Select Committee on Foreign Affairs First Special Report


Memorandum submitted by the Foreign and Commonwealth Office on British Indian Ocean Territory (BIOT) (31 July 2000)

  1.  The Committee is aware that the issue of the return of the Ilois to BIOT is currently before the Courts. This Memorandum will, therefore, outline the present Government's position on access to the islands of BIOT, as the law stands, and in the light of the circumstances on the islands created by decision taken by previous Governments. The position may require to be reviewed in the light of whatever judgement is given by the High Court. The Committee may also wish to see the answer which the Minister of State (Mr Battle) gave to a Parliamentary Question by Iain Coleman MP, on 18 July: a copy is attached to this Memorandum[35].

  2.  The access of the Ilois to the territory of BIOT is determined by the machinery of the Immigration Ordinance 1971. It is the validity of this Ordinance that is the central issue in the current litigation before the High Court. Judgement has been reserved and is not expected to be given before early October.

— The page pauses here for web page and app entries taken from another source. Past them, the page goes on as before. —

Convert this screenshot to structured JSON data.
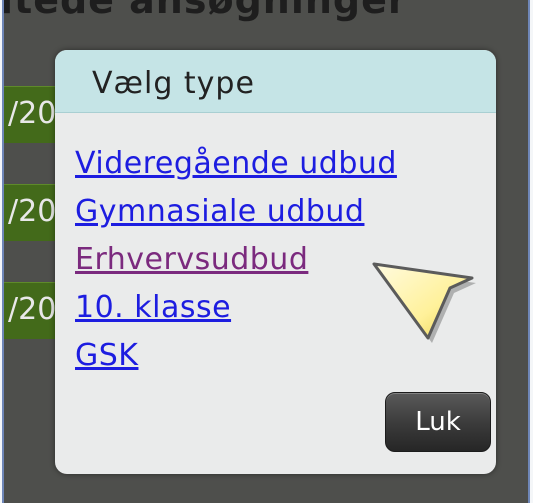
{
  "page": {
    "heading": "ltede ansøgninger",
    "row_labels": [
      "/20",
      "/20",
      "/20"
    ]
  },
  "dialog": {
    "title": "Vælg type",
    "options": [
      {
        "label": "Videregående udbud",
        "visited": false
      },
      {
        "label": "Gymnasiale udbud",
        "visited": false
      },
      {
        "label": "Erhvervsudbud",
        "visited": true
      },
      {
        "label": "10. klasse",
        "visited": false
      },
      {
        "label": "GSK",
        "visited": false
      }
    ],
    "close_label": "Luk"
  },
  "colors": {
    "link": "#1d1de0",
    "visited_link": "#7b2a7e",
    "header_bg": "#c5e4e6",
    "row_tab": "#436a1a"
  },
  "cursor_icon": "pointer-arrow-icon"
}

  3.  The Government's position on the issue of the return of the Ilois to the islands has two elements: in respect of short-term visits, and about long-term, permanent, settlement.

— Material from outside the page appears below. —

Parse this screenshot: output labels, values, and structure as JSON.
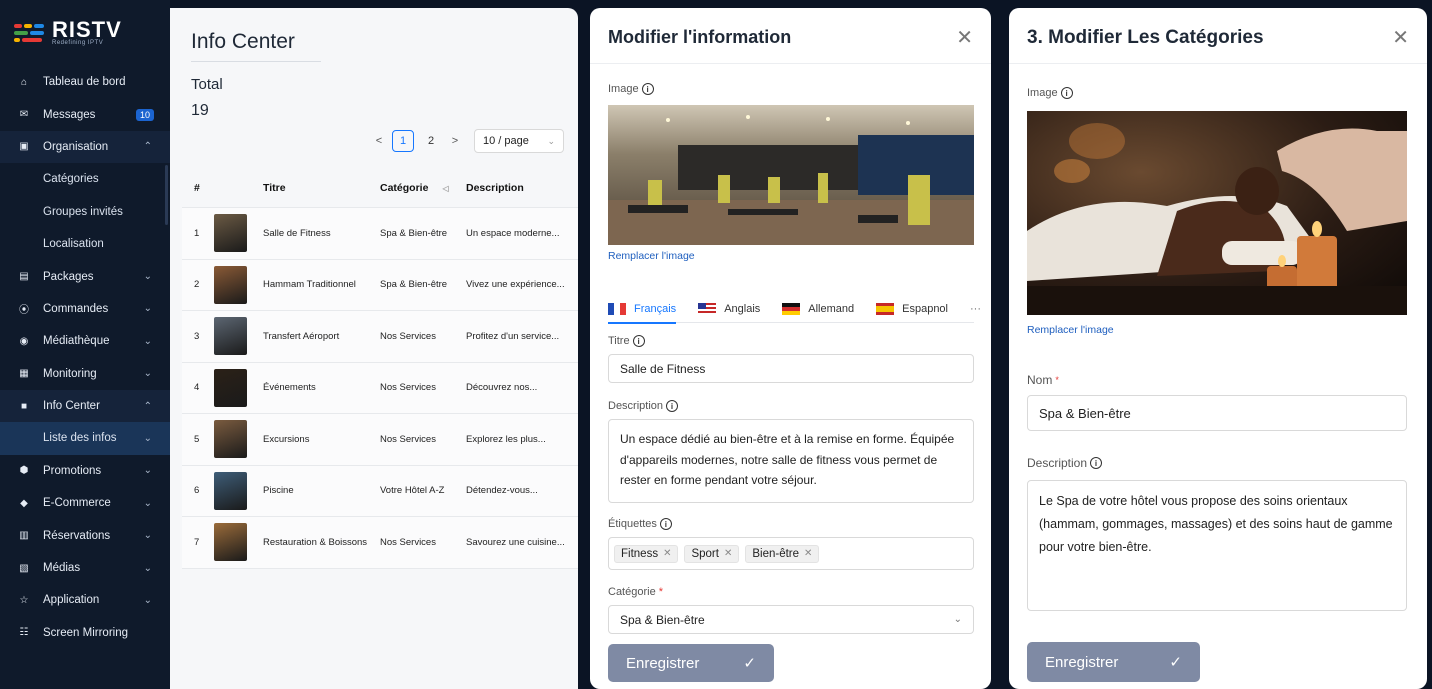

  4.  Under the 1971 Ordinance all persons who wish to enter the territory must first obtain a permit from the BIOT immigration authorities. In general, permits are granted to persons the purpose of whose visits is in some way connected with the administration of the territory or the operation of the US defence facility on Diego Garcia. Permits for visits for other purposes may be (and have been) granted for people to carry out scientific work, or for medical, compassionate or other similar grounds. As an example of this policy, permission was given in 1995 for a group of Ilois to enter the territory to see the condition of the former habitations and to visit the graves of their parents and relatives. For reasons of their own the Ilois concerned did not make use of this permission.

  5.  Requests for long-term or permanent settlement raise more difficult issues. These relate to the Treaty obligations to the US entered into first in 1966. Secondly they arise from the absence of any human settlement activity on the islands for 30 years and the withdrawal of the commercial copra plantation, which was the sole source of employment.

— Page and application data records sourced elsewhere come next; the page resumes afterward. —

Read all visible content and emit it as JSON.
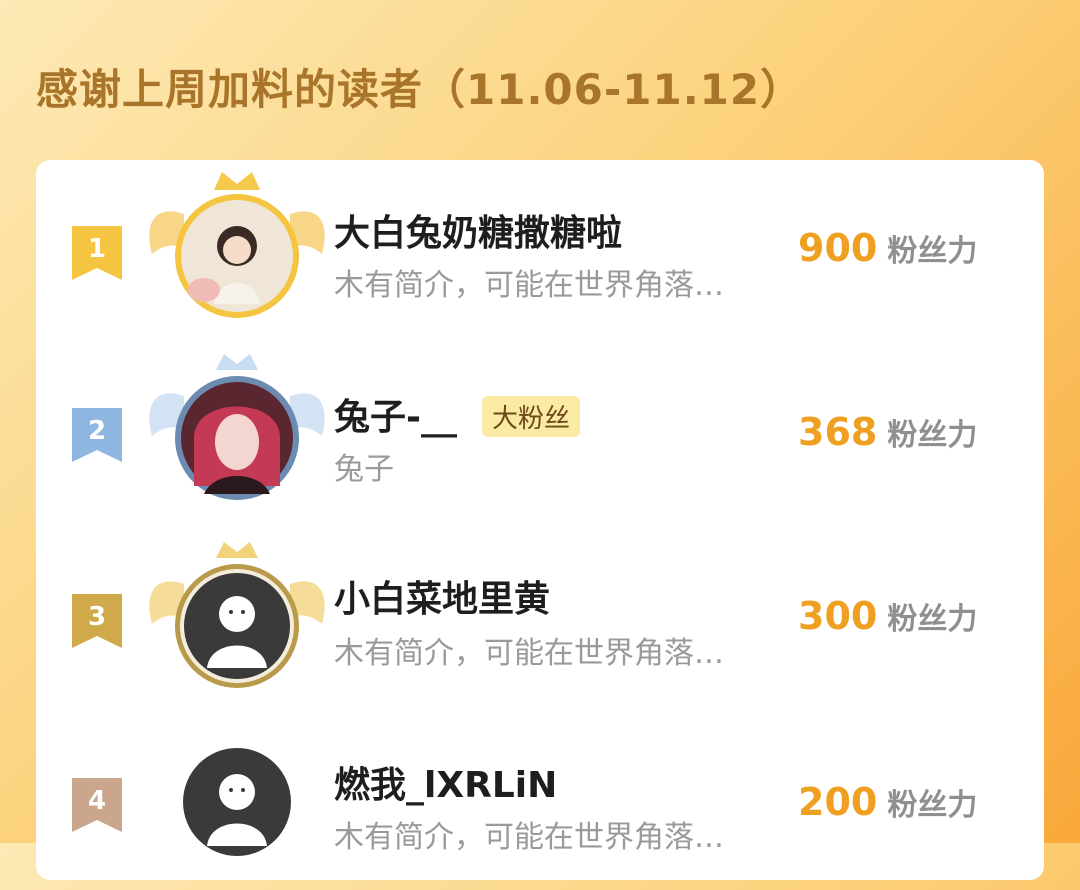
{
  "header": {
    "title": "感谢上周加料的读者（11.06-11.12）"
  },
  "readers": [
    {
      "rank": "1",
      "name": "大白兔奶糖撒糖啦",
      "bio": "木有简介，可能在世界角落…",
      "score": "900",
      "unit": "粉丝力",
      "badge": ""
    },
    {
      "rank": "2",
      "name": "兔子-__",
      "bio": "兔子",
      "score": "368",
      "unit": "粉丝力",
      "badge": "大粉丝"
    },
    {
      "rank": "3",
      "name": "小白菜地里黄",
      "bio": "木有简介，可能在世界角落…",
      "score": "300",
      "unit": "粉丝力",
      "badge": ""
    },
    {
      "rank": "4",
      "name": "燃我_lXRLiN",
      "bio": "木有简介，可能在世界角落…",
      "score": "200",
      "unit": "粉丝力",
      "badge": ""
    }
  ],
  "colors": {
    "accent": "#f0a020",
    "rank1": "#f5c440",
    "rank2": "#8fb6e0",
    "rank3": "#cfa94a",
    "rank4": "#c9a68c"
  },
  "icons": {
    "rank_ribbon": "ribbon-icon",
    "crown": "crown-icon",
    "wings": "wings-icon",
    "default_avatar": "ghost-avatar-icon"
  }
}
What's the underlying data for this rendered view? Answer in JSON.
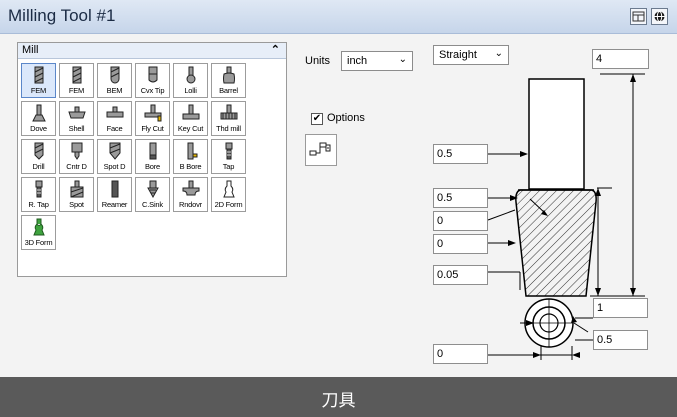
{
  "window": {
    "title": "Milling Tool #1"
  },
  "titlebar_buttons": [
    {
      "icon": "layout-icon"
    },
    {
      "icon": "globe-icon"
    }
  ],
  "mill_panel": {
    "label": "Mill",
    "collapse_icon": "chevron-up-icon",
    "tools": [
      {
        "label": "FEM",
        "icon": "flat-endmill-icon",
        "selected": true
      },
      {
        "label": "FEM",
        "icon": "flat-endmill-2-icon"
      },
      {
        "label": "BEM",
        "icon": "ball-endmill-icon"
      },
      {
        "label": "Cvx Tip",
        "icon": "convex-tip-icon"
      },
      {
        "label": "Lolli",
        "icon": "lollipop-icon"
      },
      {
        "label": "Barrel",
        "icon": "barrel-icon"
      },
      {
        "label": "Dove",
        "icon": "dovetail-icon"
      },
      {
        "label": "Shell",
        "icon": "shell-mill-icon"
      },
      {
        "label": "Face",
        "icon": "face-mill-icon"
      },
      {
        "label": "Fly Cut",
        "icon": "fly-cutter-icon"
      },
      {
        "label": "Key Cut",
        "icon": "key-cutter-icon"
      },
      {
        "label": "Thd mill",
        "icon": "thread-mill-icon"
      },
      {
        "label": "Drill",
        "icon": "drill-icon"
      },
      {
        "label": "Cntr D",
        "icon": "center-drill-icon"
      },
      {
        "label": "Spot D",
        "icon": "spot-drill-icon"
      },
      {
        "label": "Bore",
        "icon": "bore-icon"
      },
      {
        "label": "B Bore",
        "icon": "back-bore-icon"
      },
      {
        "label": "Tap",
        "icon": "tap-icon"
      },
      {
        "label": "R. Tap",
        "icon": "rigid-tap-icon"
      },
      {
        "label": "Spot",
        "icon": "spot-icon"
      },
      {
        "label": "Reamer",
        "icon": "reamer-icon"
      },
      {
        "label": "C.Sink",
        "icon": "countersink-icon"
      },
      {
        "label": "Rndovr",
        "icon": "roundover-icon"
      },
      {
        "label": "2D Form",
        "icon": "2d-form-icon"
      },
      {
        "label": "3D Form",
        "icon": "3d-form-icon"
      }
    ]
  },
  "units": {
    "label": "Units",
    "value": "inch"
  },
  "options": {
    "label": "Options",
    "checked": true
  },
  "profile": {
    "value": "Straight"
  },
  "fields": {
    "total_length": "4",
    "shank_diameter": "0.5",
    "flute_diameter": "0.5",
    "taper_angle": "0",
    "corner_radius": "0",
    "tip_value": "0.05",
    "flute_length": "1",
    "bottom_diameter": "0.5",
    "tip_offset": "0"
  },
  "footer": {
    "text": "刀具"
  },
  "colors": {
    "titlebar": "#c6d5ea",
    "panel_bg": "#f3f3f3",
    "footer": "#5a5a5a",
    "selected": "#dbe8fb"
  }
}
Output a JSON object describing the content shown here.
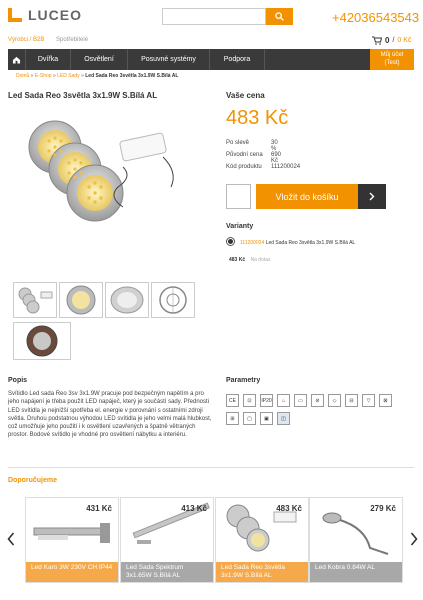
{
  "header": {
    "logo": "LUCEO",
    "search_placeholder": "",
    "phone": "+42036543543"
  },
  "subnav": {
    "b2b": "Výrobci / B2B",
    "consumption": "Spotřebitelé"
  },
  "cart": {
    "count": "0",
    "price": "0 Kč"
  },
  "nav": {
    "items": [
      "Dvířka",
      "Osvětlení",
      "Posuvné systémy",
      "Podpora"
    ],
    "account_line1": "Můj účet",
    "account_line2": "(Test)"
  },
  "breadcrumb": {
    "home": "Domů",
    "eshop": "E-Shop",
    "category": "LED Sady",
    "current": "Led Sada Reo 3světla 3x1.9W S.Bílá AL",
    "sep": "»"
  },
  "product": {
    "title": "Led Sada Reo 3světla 3x1.9W S.Bílá AL",
    "price_label": "Vaše cena",
    "price": "483 Kč",
    "specs": [
      {
        "label": "Po slevě",
        "value": "30 %"
      },
      {
        "label": "Původní cena",
        "value": "690 Kč"
      },
      {
        "label": "Kód produktu",
        "value": "111200024"
      }
    ],
    "buy_label": "Vložit do košíku",
    "variants_label": "Varianty",
    "variant_code": "111200024",
    "variant_name": "Led Sada Reo 3světla 3x1.9W S.Bílá AL",
    "variant_price": "483 Kč",
    "variant_stock": "Na dotaz"
  },
  "description": {
    "title": "Popis",
    "text": "Svítidlo Led sada Reo 3sv 3x1.9W pracuje pod bezpečným napětím a pro jeho napájení je třeba použít LED napáječ, který je součástí sady. Přednosti LED svítidla je nejnižší spotřeba el. energie v porovnání s ostatními zdroji světla. Druhou podstatnou výhodou LED svítidla je jeho velmi malá hlubkost, což umožňuje jeho použití i k osvětlení uzavřených a špatně větraných prostor. Bodové svítidlo je vhodné pro osvětlení nábytku a interiéru."
  },
  "parameters": {
    "title": "Parametry",
    "icons_row1": [
      "CE",
      "⊡",
      "IP20",
      "⌂",
      "▭",
      "⊘",
      "◇",
      "⊟",
      "▽",
      "⊠"
    ],
    "icons_row2": [
      "⊞",
      "▢",
      "▣",
      "◫"
    ]
  },
  "recommended": {
    "title": "Doporučujeme",
    "cards": [
      {
        "price": "431 Kč",
        "name": "Led Karo 3W 230V CH IP44",
        "style": "orange"
      },
      {
        "price": "413 Kč",
        "name": "Led Sada Spektrum 3x1.65W S.Bílá AL",
        "style": "gray"
      },
      {
        "price": "483 Kč",
        "name": "Led Sada Reo 3světla 3x1.9W S.Bílá AL",
        "style": "orange"
      },
      {
        "price": "279 Kč",
        "name": "Led Kobra 0.84W AL",
        "style": "gray"
      }
    ]
  },
  "colors": {
    "accent": "#f39200",
    "nav": "#3a3a3a"
  }
}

  6.  Under the relevant treaties the territory is to be made available for the defence purposes of the UK and USA for "an indefinitely long period", initially for 50 years from the first treaty. If and when the territory were no longer required for defence purposes as envisaged in the UK/US treaties, the UK is committed to cede sovereignty over the islands to the Government of Mauritius, who therefore may also take a view on the permanent settlement of the islands, the cost of supporting which would pass to them.

  7.  The Government is taking independent expert advice on the feasibility of any eventual resettlement of the Ilois in the outer islands of the territory (that is islands other than Diego Garcia itself, where such resettlement would be impractical and inconsistent with the existing defence facilities). A study was commissioned and the report (attached[36]) on its first phase has been received and has been laid before Parliament. The Committee will see that, among the factors which need to be taken into account are, first, that the outer islands, which have been uninhabited for 30 years, lack all basic facilities and infrastructure; and, second, the territory's status as an area which, because of its remoteness, inaccessibility and present uninhabited state, constitutes a virtually pristine environment. The impact of any settlement on this environment needs careful consideration. As the Committee will see the consultants have identified more work that is necessary before a full assessment could be made of the feasibility, environmental impact and cost of any possible resettlement.

  8.  Our position on the future of the territory will be determined by our strategic and other interests and our treaty commitments to the USA.

35   Not printed. Back

36   Not printed. Back

previous page contents next page

House of Commons home page Parliament home page House of Lords home page search page enquiries index

© Parliamentary copyright 2001
Prepared 9 January 2001